It was in 1910 that Karl Foester founded a nursery specialising in hardy perennials. Next to it, two years later surrounding the house where he lived, he created a garden. Today the garden is open to the public as a memorial to him. It is not very big, but it is a gem. For keen gardeners it is an absolute must, whilst for non-gardeners it is a place to admire and enjoy.
Karl Foerster was born in 1874. As a child he, along with each of his siblings, was given a piece of land by his mother for a garden. He must have loved it, because plants and gardens were to become his life’s work. He died at the ripe old age of 96 in 1970 – respected as one of the most eminent men in the world of horticulture and plant breeding.
We found it down a tiny side road close to what was once the original nursery: a house with a garden made up of several themed gardens. There is a slightly formal sunken garden, a spring walk, a rock garden, and what was the private family garden. We were there in late September and the garden with its close plantings of gentle, soft pinks and mauves enlivened with occasional splashes of yellow was a delight.
Foersters aim for his plant breeding was to create plants for their appearance, colour and fragrance. Perennials that were strong enough to be attractive year on year, without the necessity of being dug up and destroyed at the end of each season. He included in his plant breeding scheme not just flowering plants but also grasses and ferns.
I love acquiring new plants so the liberal use of plant labels was much appreciated. My notebook came home with several ‘must buys’ listed in it. Much to my delight there are plans afoot to renovate the old house and have at least part of it open to the public; another delightful excuse for a return visit. Foerster-Stauden GmbH Am Raubfang 6 14469 Potsdam-Bornim . Check website for opening hours: www.foerster-stauden.de
Japanese Bonsai Garden

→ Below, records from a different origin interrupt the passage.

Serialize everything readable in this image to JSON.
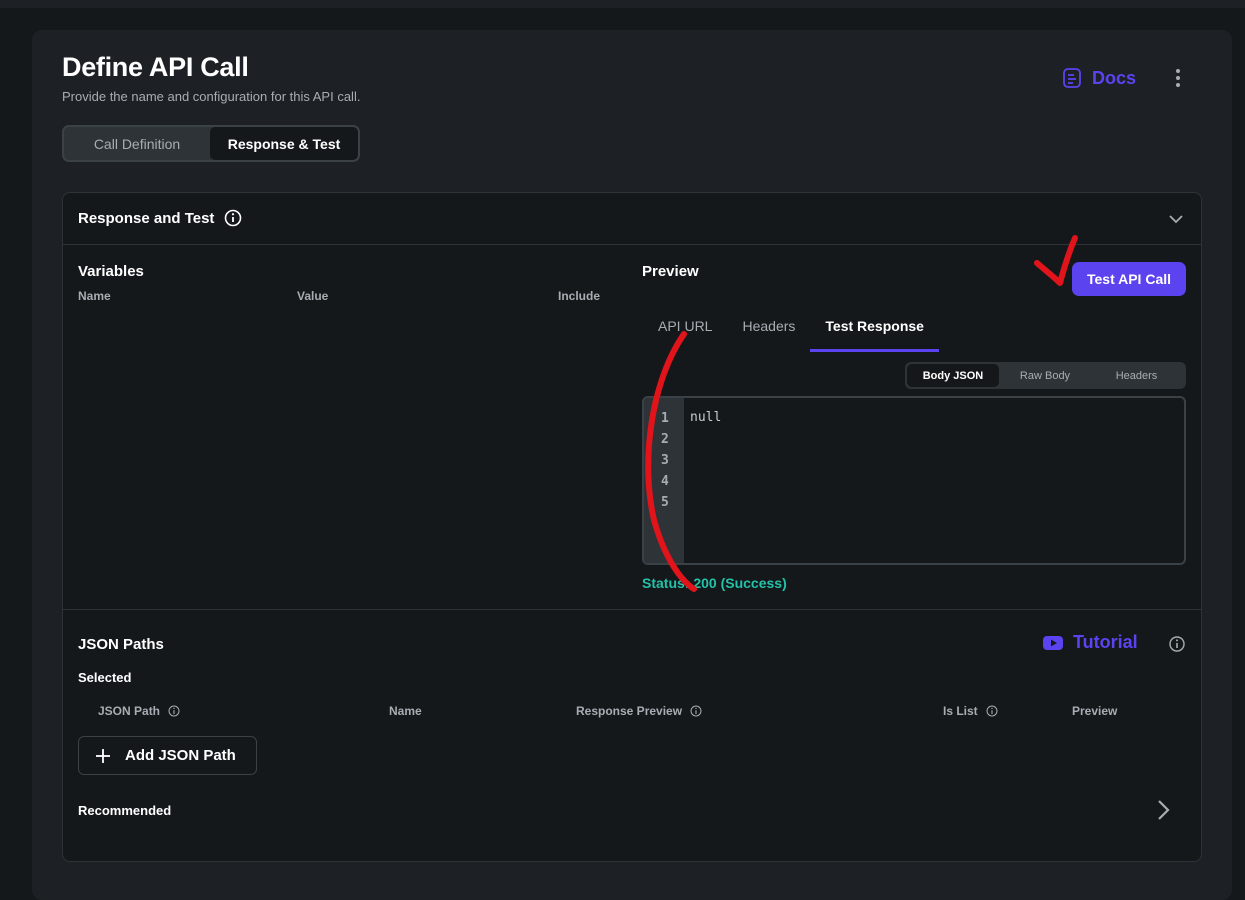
{
  "header": {
    "title": "Define API Call",
    "subtitle": "Provide the name and configuration for this API call.",
    "docs_label": "Docs",
    "docs_icon": "document-icon",
    "more_icon": "more-vertical-icon"
  },
  "mode_tabs": [
    {
      "label": "Call Definition",
      "active": false
    },
    {
      "label": "Response & Test",
      "active": true
    }
  ],
  "card": {
    "title": "Response and Test",
    "title_icon": "info-icon",
    "collapse_icon": "chevron-down-icon"
  },
  "variables": {
    "label": "Variables",
    "columns": [
      "Name",
      "Value",
      "Include"
    ]
  },
  "preview": {
    "label": "Preview",
    "test_button": "Test API Call",
    "tabs": [
      {
        "label": "API URL",
        "active": false
      },
      {
        "label": "Headers",
        "active": false
      },
      {
        "label": "Test Response",
        "active": true
      }
    ],
    "response_views": [
      {
        "label": "Body JSON",
        "active": true
      },
      {
        "label": "Raw Body",
        "active": false
      },
      {
        "label": "Headers",
        "active": false
      }
    ],
    "line_numbers": [
      "1",
      "2",
      "3",
      "4",
      "5"
    ],
    "code": "null",
    "status": "Status: 200 (Success)"
  },
  "json_paths": {
    "label": "JSON Paths",
    "tutorial_label": "Tutorial",
    "tutorial_icon": "youtube-icon",
    "selected_label": "Selected",
    "columns": [
      "JSON Path",
      "Name",
      "Response Preview",
      "Is List",
      "Preview"
    ],
    "add_button": "Add JSON Path",
    "recommended_label": "Recommended"
  },
  "colors": {
    "accent": "#5b43f0",
    "success": "#24c2a8",
    "annotation": "#e0141a"
  }
}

It must have seemed a daunting task for Tilo Gragert to transform a neglected plot of land into the tranquil, and beautiful, oasis it is today. Fresh soil had to be brought in and landscaped, a small lake was created complete with bridges and stepping stones, trees and shrubs planted and a pavilion built.
A childhood interest in Bonsai gardens had taken Tilo Gragert to Japan to learn more about this art form. Back home in Germany he set about creating his exquisite Japanese bonsai garden.
We were too early for most of the autumn foliage colours, though the chrysanthemums were lovely. However, it was obvious from the number of maple trees in evidence that it was going to be a picture in another week or two. And had we visited in the spring the azaleas and camellias would be in full blossom. It is a garden for all seasons.
It started to rain and we hastily headed for the pavilion where we lent on the railing watching the carp swimming in the water beneath us whilst Tilo told us his story of how he created this enchanting garden. He went on to explain the significance and positioning of the various stones and plants and the history of bonsai gardens. The rain eased and we made our way into the shop and the tea room that opens out onto a veranda overlooking the peaceful and immaculate Zen garden.
Visitors from this April will be in for an even bigger treat because Tilo has acquired an extra piece of land and is extending his garden. Classes in bonsai creation and maintenance are held from time to time and once or twice a year a Japanese tea master holds a tea ceremony in the Tea House.
Japanischer Bonsaigarten, Fercher Strasse 61, OT Ferch 14548 Schwielowsee. Check website for opening hours: www.bonsai-haus.de
For more information on the lovely Brandenburg region of Germany: www.reiseland-brandenburg.de